==== Listed records

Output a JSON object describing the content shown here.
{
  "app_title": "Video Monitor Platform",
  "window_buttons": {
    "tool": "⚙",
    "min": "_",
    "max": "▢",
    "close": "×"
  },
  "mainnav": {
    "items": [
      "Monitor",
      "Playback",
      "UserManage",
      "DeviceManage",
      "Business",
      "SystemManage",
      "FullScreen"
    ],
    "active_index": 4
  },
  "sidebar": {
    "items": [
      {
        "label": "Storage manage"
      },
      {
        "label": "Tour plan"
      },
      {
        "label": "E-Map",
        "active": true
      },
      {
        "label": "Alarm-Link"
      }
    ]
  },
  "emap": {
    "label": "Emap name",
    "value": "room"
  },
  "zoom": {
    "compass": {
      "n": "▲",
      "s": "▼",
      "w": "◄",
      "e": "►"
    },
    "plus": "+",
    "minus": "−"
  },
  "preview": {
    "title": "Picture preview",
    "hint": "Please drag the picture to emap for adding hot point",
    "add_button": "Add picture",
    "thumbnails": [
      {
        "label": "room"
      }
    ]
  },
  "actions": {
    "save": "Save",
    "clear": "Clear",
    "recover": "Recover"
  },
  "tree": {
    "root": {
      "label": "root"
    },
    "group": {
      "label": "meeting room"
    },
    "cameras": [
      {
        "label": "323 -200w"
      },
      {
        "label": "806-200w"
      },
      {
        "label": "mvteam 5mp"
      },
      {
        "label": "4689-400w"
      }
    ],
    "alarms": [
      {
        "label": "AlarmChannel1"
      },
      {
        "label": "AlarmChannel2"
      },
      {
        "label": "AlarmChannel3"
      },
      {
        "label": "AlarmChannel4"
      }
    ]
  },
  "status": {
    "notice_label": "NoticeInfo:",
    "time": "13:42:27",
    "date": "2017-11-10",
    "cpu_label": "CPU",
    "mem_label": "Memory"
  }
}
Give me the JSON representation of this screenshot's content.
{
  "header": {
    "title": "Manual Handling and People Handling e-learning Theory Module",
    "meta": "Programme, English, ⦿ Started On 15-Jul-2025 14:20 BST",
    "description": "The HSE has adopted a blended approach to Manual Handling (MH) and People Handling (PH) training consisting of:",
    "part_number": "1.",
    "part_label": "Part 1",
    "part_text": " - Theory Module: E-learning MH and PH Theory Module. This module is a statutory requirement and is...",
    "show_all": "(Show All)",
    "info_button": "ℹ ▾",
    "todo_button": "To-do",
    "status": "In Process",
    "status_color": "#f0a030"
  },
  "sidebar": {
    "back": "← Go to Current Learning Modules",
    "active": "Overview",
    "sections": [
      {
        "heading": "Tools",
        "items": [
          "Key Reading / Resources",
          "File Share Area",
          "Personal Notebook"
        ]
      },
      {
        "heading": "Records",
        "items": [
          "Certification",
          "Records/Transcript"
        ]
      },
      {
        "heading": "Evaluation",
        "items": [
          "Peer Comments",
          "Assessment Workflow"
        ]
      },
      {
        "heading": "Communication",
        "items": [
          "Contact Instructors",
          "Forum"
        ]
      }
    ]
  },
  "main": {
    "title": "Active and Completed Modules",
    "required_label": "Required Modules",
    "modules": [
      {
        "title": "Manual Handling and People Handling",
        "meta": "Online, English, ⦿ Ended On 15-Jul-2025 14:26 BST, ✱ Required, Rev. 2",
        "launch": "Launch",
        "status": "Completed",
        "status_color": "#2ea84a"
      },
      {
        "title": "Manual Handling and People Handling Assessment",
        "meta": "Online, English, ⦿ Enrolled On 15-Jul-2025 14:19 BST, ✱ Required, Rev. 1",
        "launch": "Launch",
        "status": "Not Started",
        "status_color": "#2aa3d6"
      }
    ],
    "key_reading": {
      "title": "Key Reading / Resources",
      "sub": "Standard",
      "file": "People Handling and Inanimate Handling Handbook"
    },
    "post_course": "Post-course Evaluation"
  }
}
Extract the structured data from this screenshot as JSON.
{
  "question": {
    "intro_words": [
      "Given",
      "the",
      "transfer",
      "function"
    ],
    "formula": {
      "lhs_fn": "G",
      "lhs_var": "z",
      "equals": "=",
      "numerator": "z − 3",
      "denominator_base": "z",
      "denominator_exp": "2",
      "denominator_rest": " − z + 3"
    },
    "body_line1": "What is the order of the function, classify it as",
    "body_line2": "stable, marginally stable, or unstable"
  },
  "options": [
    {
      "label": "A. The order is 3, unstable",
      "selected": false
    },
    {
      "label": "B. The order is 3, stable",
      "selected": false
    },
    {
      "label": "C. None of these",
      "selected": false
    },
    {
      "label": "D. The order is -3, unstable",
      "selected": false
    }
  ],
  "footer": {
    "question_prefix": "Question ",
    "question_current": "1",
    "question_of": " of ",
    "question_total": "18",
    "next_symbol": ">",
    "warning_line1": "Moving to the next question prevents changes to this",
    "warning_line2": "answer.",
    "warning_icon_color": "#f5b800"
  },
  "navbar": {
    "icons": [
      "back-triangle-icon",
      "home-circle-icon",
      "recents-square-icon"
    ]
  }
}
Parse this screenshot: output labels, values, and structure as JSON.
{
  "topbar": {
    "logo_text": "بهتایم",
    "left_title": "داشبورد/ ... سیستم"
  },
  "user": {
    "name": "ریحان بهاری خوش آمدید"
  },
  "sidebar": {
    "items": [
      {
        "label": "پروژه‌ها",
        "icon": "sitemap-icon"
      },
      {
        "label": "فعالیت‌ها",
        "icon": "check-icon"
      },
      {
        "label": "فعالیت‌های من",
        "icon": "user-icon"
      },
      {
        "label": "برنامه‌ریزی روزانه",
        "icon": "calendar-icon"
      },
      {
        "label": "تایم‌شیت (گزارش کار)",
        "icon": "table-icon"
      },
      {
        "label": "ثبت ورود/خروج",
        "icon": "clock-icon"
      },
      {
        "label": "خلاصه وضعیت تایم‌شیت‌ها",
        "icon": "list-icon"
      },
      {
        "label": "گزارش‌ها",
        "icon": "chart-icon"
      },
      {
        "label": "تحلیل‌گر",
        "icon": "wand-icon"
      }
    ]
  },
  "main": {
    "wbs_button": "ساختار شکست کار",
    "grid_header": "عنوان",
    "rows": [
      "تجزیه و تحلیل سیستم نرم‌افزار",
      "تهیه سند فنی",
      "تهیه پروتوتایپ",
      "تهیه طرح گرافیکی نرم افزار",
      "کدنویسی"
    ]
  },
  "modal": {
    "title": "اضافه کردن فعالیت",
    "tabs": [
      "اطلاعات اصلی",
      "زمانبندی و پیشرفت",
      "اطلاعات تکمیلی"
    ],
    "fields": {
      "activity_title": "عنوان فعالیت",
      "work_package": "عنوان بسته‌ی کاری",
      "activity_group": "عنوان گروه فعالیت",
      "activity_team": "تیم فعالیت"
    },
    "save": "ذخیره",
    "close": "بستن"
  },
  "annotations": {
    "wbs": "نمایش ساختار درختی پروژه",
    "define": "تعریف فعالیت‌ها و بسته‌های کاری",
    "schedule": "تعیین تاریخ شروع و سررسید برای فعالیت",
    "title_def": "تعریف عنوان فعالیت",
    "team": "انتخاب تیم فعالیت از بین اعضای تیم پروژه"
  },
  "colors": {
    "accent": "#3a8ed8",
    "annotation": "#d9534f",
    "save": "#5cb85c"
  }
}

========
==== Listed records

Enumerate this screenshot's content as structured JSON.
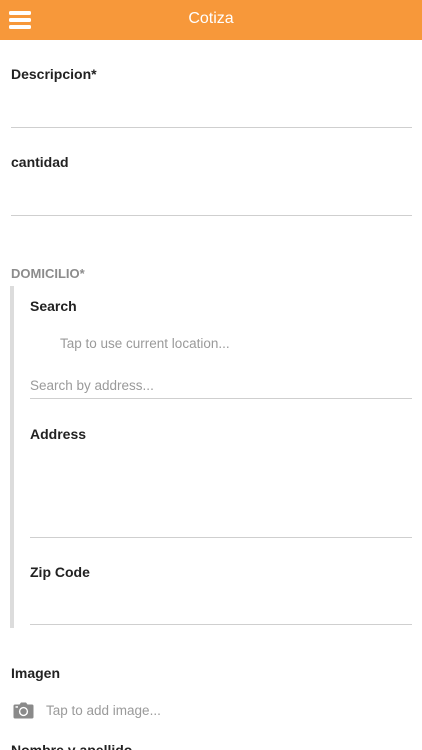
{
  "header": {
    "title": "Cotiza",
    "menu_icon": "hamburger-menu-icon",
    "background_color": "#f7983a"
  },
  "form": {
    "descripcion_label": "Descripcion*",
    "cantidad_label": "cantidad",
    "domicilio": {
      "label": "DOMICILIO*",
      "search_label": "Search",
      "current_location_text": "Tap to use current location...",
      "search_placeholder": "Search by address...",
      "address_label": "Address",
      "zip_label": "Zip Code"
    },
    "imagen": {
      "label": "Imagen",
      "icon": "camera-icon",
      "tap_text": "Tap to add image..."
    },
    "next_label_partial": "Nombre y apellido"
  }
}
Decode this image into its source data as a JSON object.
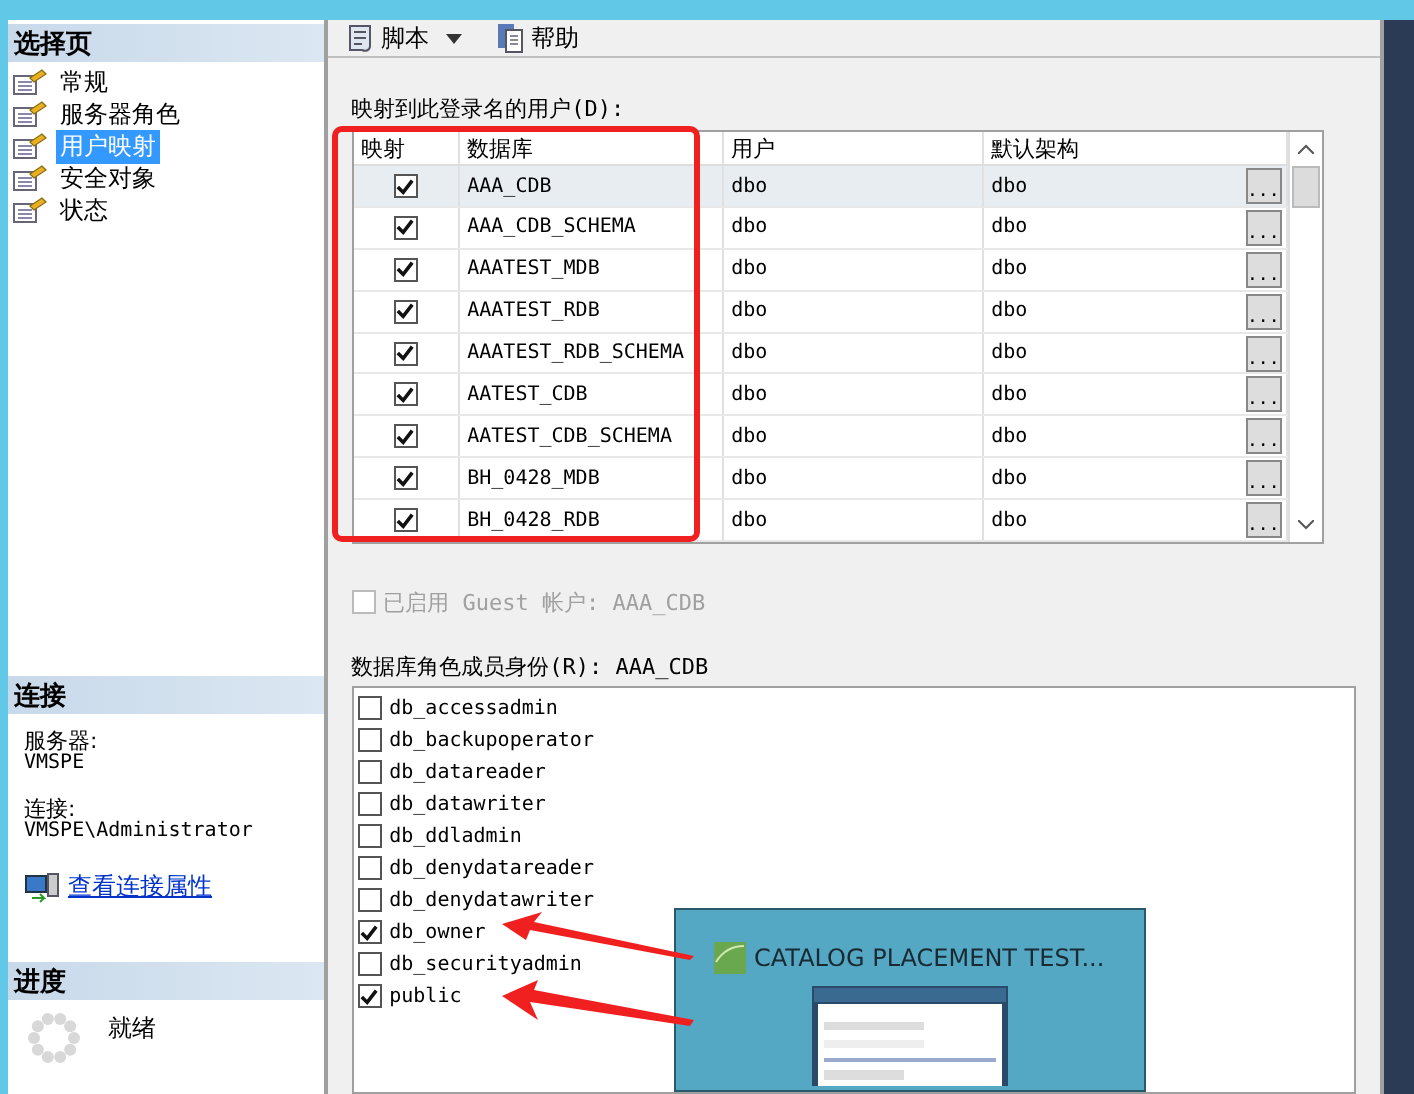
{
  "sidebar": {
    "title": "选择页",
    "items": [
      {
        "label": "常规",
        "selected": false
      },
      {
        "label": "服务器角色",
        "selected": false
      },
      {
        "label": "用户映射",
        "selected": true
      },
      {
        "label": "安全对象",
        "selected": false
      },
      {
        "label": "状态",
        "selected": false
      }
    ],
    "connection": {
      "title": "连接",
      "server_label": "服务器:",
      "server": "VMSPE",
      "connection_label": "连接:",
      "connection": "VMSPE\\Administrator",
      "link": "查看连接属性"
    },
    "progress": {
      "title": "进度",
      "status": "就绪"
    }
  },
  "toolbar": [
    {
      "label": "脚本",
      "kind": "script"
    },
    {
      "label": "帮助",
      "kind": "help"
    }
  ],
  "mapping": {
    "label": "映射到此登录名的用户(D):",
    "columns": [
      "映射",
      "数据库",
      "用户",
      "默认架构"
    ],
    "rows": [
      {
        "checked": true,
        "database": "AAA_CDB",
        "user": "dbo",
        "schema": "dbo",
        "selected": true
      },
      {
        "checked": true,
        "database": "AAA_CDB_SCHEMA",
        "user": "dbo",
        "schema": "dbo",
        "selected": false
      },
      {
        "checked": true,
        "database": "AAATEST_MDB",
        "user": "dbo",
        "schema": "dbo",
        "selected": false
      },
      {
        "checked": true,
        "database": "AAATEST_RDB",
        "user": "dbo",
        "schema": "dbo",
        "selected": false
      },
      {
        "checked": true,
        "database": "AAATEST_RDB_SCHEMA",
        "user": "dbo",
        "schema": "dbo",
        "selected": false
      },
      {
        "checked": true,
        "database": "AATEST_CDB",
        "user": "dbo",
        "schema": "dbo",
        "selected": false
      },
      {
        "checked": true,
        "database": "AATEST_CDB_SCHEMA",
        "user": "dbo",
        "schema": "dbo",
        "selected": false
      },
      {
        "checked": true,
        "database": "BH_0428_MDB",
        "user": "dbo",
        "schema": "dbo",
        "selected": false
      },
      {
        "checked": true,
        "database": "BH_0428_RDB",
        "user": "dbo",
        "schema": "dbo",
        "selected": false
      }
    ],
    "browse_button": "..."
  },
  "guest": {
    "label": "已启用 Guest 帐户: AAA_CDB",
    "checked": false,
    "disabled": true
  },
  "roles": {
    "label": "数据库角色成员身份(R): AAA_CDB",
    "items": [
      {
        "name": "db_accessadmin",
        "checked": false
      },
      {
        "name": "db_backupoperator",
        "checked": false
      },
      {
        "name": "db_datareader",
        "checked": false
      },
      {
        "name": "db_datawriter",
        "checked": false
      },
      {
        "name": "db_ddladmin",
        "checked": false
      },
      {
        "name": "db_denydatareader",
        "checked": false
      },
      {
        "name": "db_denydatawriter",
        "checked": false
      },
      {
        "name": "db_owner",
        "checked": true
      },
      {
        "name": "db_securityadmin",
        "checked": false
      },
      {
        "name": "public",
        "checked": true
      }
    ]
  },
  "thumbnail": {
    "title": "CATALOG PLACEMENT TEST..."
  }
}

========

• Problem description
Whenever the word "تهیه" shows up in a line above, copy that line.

• Task response
      "تهیه سند فنی",
      "تهیه پروتوتایپ",
      "تهیه طرح گرافیکی نرم افزار",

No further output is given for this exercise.